-- Supplied information --

● ● ● ● ● ● ●

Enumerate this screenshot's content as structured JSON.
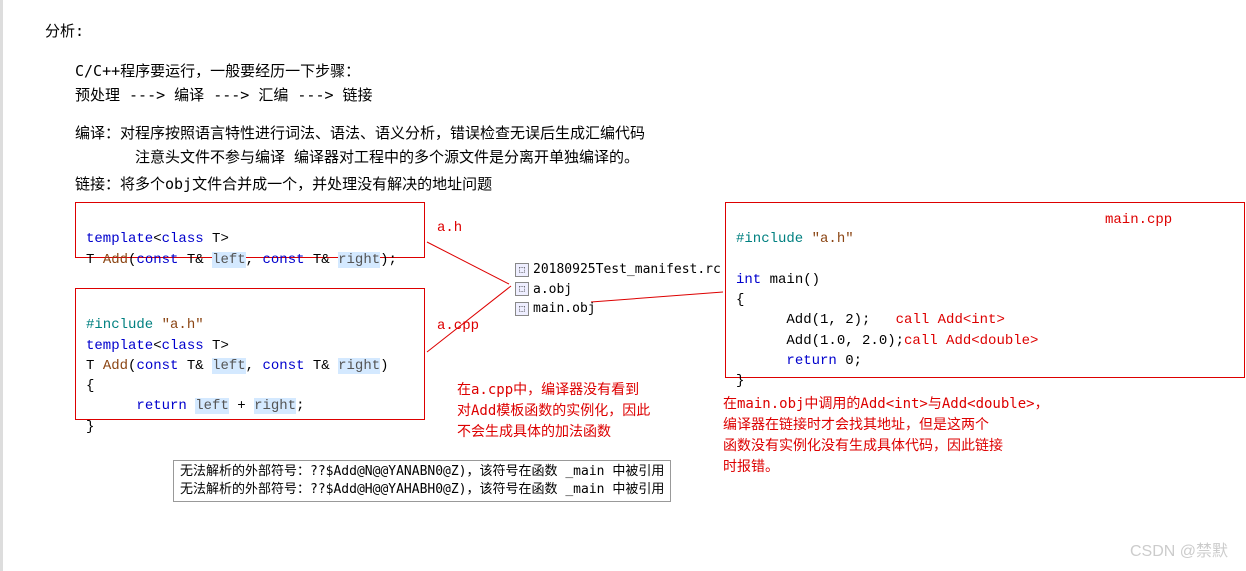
{
  "title": "分析:",
  "para1": "C/C++程序要运行，一般要经历一下步骤：",
  "para2": "预处理 ---> 编译 ---> 汇编 ---> 链接",
  "para3": "编译：对程序按照语言特性进行词法、语法、语义分析，错误检查无误后生成汇编代码",
  "para4": "注意头文件不参与编译  编译器对工程中的多个源文件是分离开单独编译的。",
  "para5": "链接：将多个obj文件合并成一个，并处理没有解决的地址问题",
  "labels": {
    "ah": "a.h",
    "acpp": "a.cpp",
    "main": "main.cpp"
  },
  "box_ah": {
    "l1a": "template",
    "l1b": "<",
    "l1c": "class",
    "l1d": " T>",
    "l2a": "T ",
    "l2b": "Add",
    "l2c": "(",
    "l2d": "const",
    "l2e": " T& ",
    "l2f": "left",
    "l2g": ", ",
    "l2h": "const",
    "l2i": " T& ",
    "l2j": "right",
    "l2k": ");"
  },
  "box_acpp": {
    "l1a": "#include ",
    "l1b": "\"a.h\"",
    "l2a": "template",
    "l2b": "<",
    "l2c": "class",
    "l2d": " T>",
    "l3a": "T ",
    "l3b": "Add",
    "l3c": "(",
    "l3d": "const",
    "l3e": " T& ",
    "l3f": "left",
    "l3g": ", ",
    "l3h": "const",
    "l3i": " T& ",
    "l3j": "right",
    "l3k": ")",
    "l4": "{",
    "l5a": "      ",
    "l5b": "return",
    "l5c": " ",
    "l5d": "left",
    "l5e": " + ",
    "l5f": "right",
    "l5g": ";",
    "l6": "}"
  },
  "box_main": {
    "l1a": "#include ",
    "l1b": "\"a.h\"",
    "l2a": "int",
    "l2b": " main()",
    "l3": "{",
    "l4a": "      Add(1, 2);   ",
    "l4b": "call Add<int>",
    "l5a": "      Add(1.0, 2.0);",
    "l5b": "call Add<double>",
    "l6a": "      ",
    "l6b": "return",
    "l6c": " 0;",
    "l7": "}"
  },
  "obj": {
    "manifest": "20180925Test_manifest.rc",
    "aobj": "a.obj",
    "mainobj": "main.obj"
  },
  "note_acpp": "在a.cpp中，编译器没有看到\n对Add模板函数的实例化，因此\n不会生成具体的加法函数",
  "note_main": "在main.obj中调用的Add<int>与Add<double>，\n编译器在链接时才会找其地址，但是这两个\n函数没有实例化没有生成具体代码，因此链接\n时报错。",
  "err1": "无法解析的外部符号：??$Add@N@@YANABN0@Z)，该符号在函数 _main 中被引用",
  "err2": "无法解析的外部符号：??$Add@H@@YAHABH0@Z)，该符号在函数 _main 中被引用",
  "watermark": "CSDN @禁默"
}
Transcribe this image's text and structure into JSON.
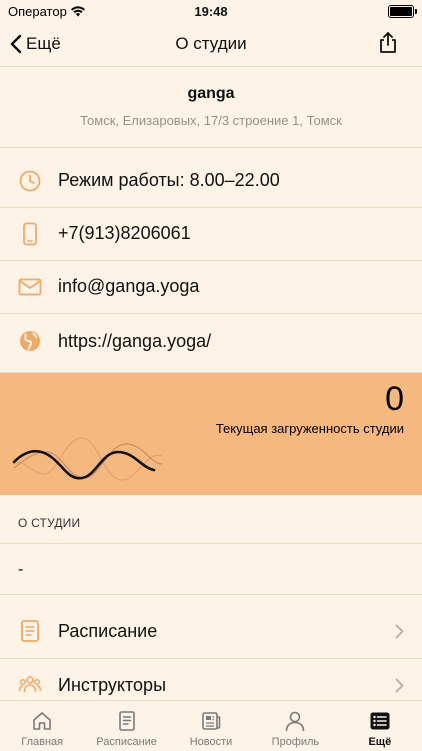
{
  "status_bar": {
    "carrier": "Оператор",
    "time": "19:48"
  },
  "nav": {
    "back_label": "Ещё",
    "title": "О студии"
  },
  "studio": {
    "name": "ganga",
    "address": "Томск, Елизаровых, 17/3 строение 1, Томск"
  },
  "contacts": {
    "hours": "Режим работы: 8.00–22.00",
    "phone": "+7(913)8206061",
    "email": "info@ganga.yoga",
    "website": "https://ganga.yoga/"
  },
  "load": {
    "value": "0",
    "label": "Текущая загруженность студии"
  },
  "about": {
    "section_title": "О СТУДИИ",
    "text": "-",
    "items": [
      {
        "label": "Расписание",
        "icon": "document-icon"
      },
      {
        "label": "Инструкторы",
        "icon": "people-icon"
      }
    ]
  },
  "tabs": [
    {
      "label": "Главная",
      "icon": "home-icon",
      "active": false
    },
    {
      "label": "Расписание",
      "icon": "schedule-icon",
      "active": false
    },
    {
      "label": "Новости",
      "icon": "news-icon",
      "active": false
    },
    {
      "label": "Профиль",
      "icon": "profile-icon",
      "active": false
    },
    {
      "label": "Ещё",
      "icon": "more-icon",
      "active": true
    }
  ],
  "colors": {
    "background": "#fdf3e6",
    "accent": "#f5b87f",
    "icon": "#f0a966",
    "divider": "#ead9c4"
  }
}
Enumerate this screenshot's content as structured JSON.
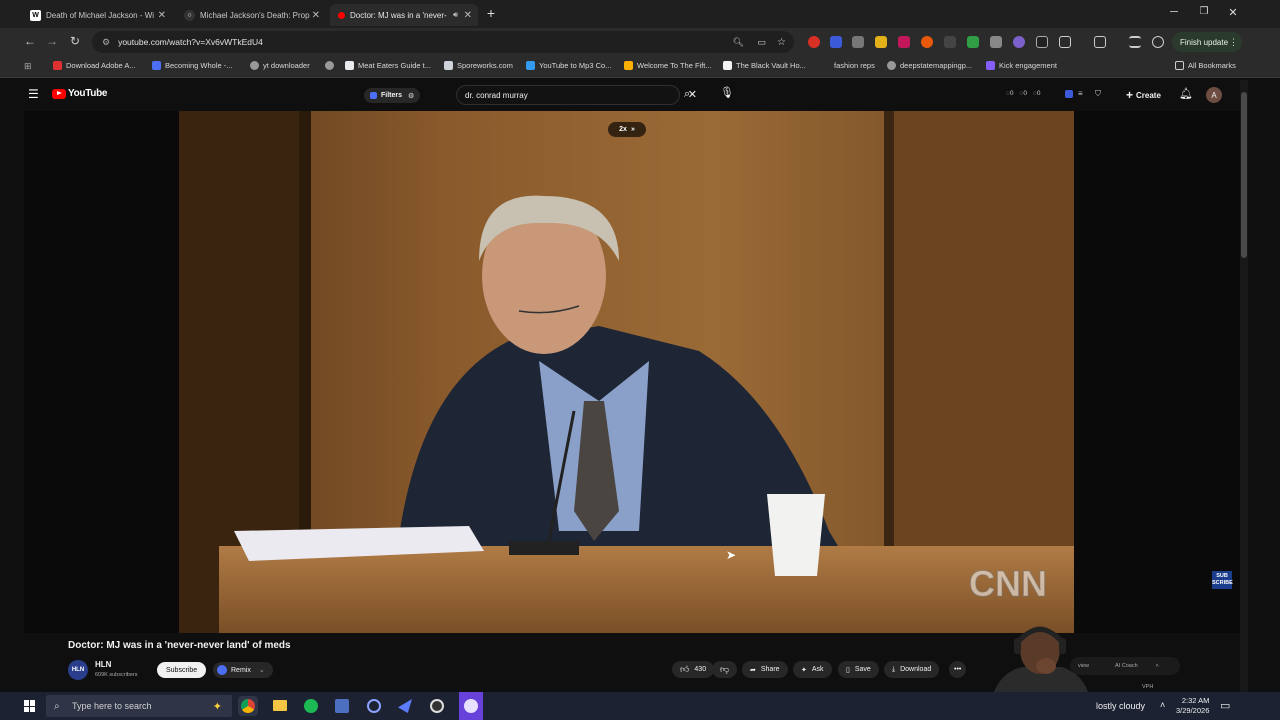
{
  "browser": {
    "tabs": [
      {
        "title": "Death of Michael Jackson - Wi",
        "favicon": "W",
        "active": false
      },
      {
        "title": "Michael Jackson's Death: Prop",
        "favicon": "O",
        "active": false
      },
      {
        "title": "Doctor: MJ was in a 'never-",
        "favicon": "yt",
        "active": true
      }
    ],
    "new_tab": "+",
    "url": "youtube.com/watch?v=Xv6vWTkEdU4",
    "finish_update": "Finish update",
    "bookmarks": [
      {
        "label": "Download Adobe A..."
      },
      {
        "label": "Becoming Whole -..."
      },
      {
        "label": "yt downloader"
      },
      {
        "label": ""
      },
      {
        "label": "Meat Eaters Guide t..."
      },
      {
        "label": "Sporeworks.com"
      },
      {
        "label": "YouTube to Mp3 Co..."
      },
      {
        "label": "Welcome To The Fift..."
      },
      {
        "label": "The Black Vault Ho..."
      },
      {
        "label": "fashion reps"
      },
      {
        "label": "deepstatemappingp..."
      },
      {
        "label": "Kick engagement"
      }
    ],
    "all_bookmarks": "All Bookmarks"
  },
  "youtube": {
    "logo_text": "YouTube",
    "filters_label": "Filters",
    "search_value": "dr. conrad murray",
    "header_counts": [
      "0",
      "0",
      "0"
    ],
    "create_label": "Create",
    "avatar_letter": "A",
    "speed_label": "2x",
    "watermark": "CNN",
    "sub_badge": "SUB\nSCRIBE",
    "video_title": "Doctor: MJ was in a 'never-never land' of meds",
    "channel": {
      "avatar": "HLN",
      "name": "HLN",
      "subscribers": "609K subscribers"
    },
    "subscribe_label": "Subscribe",
    "remix_label": "Remix",
    "likes": "430",
    "share_label": "Share",
    "ask_label": "Ask",
    "save_label": "Save",
    "download_label": "Download",
    "overlay": {
      "preview_label": "view",
      "coach_label": "AI Coach",
      "vph_label": "VPH"
    }
  },
  "taskbar": {
    "search_placeholder": "Type here to search",
    "weather": "lostly cloudy",
    "time": "2:32 AM",
    "date": "3/29/2026"
  },
  "colors": {
    "yt_red": "#ff0000",
    "background": "#0f0f0f",
    "taskbar": "#1c2232"
  }
}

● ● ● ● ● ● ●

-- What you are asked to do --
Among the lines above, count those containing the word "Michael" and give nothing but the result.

-- Your response --
2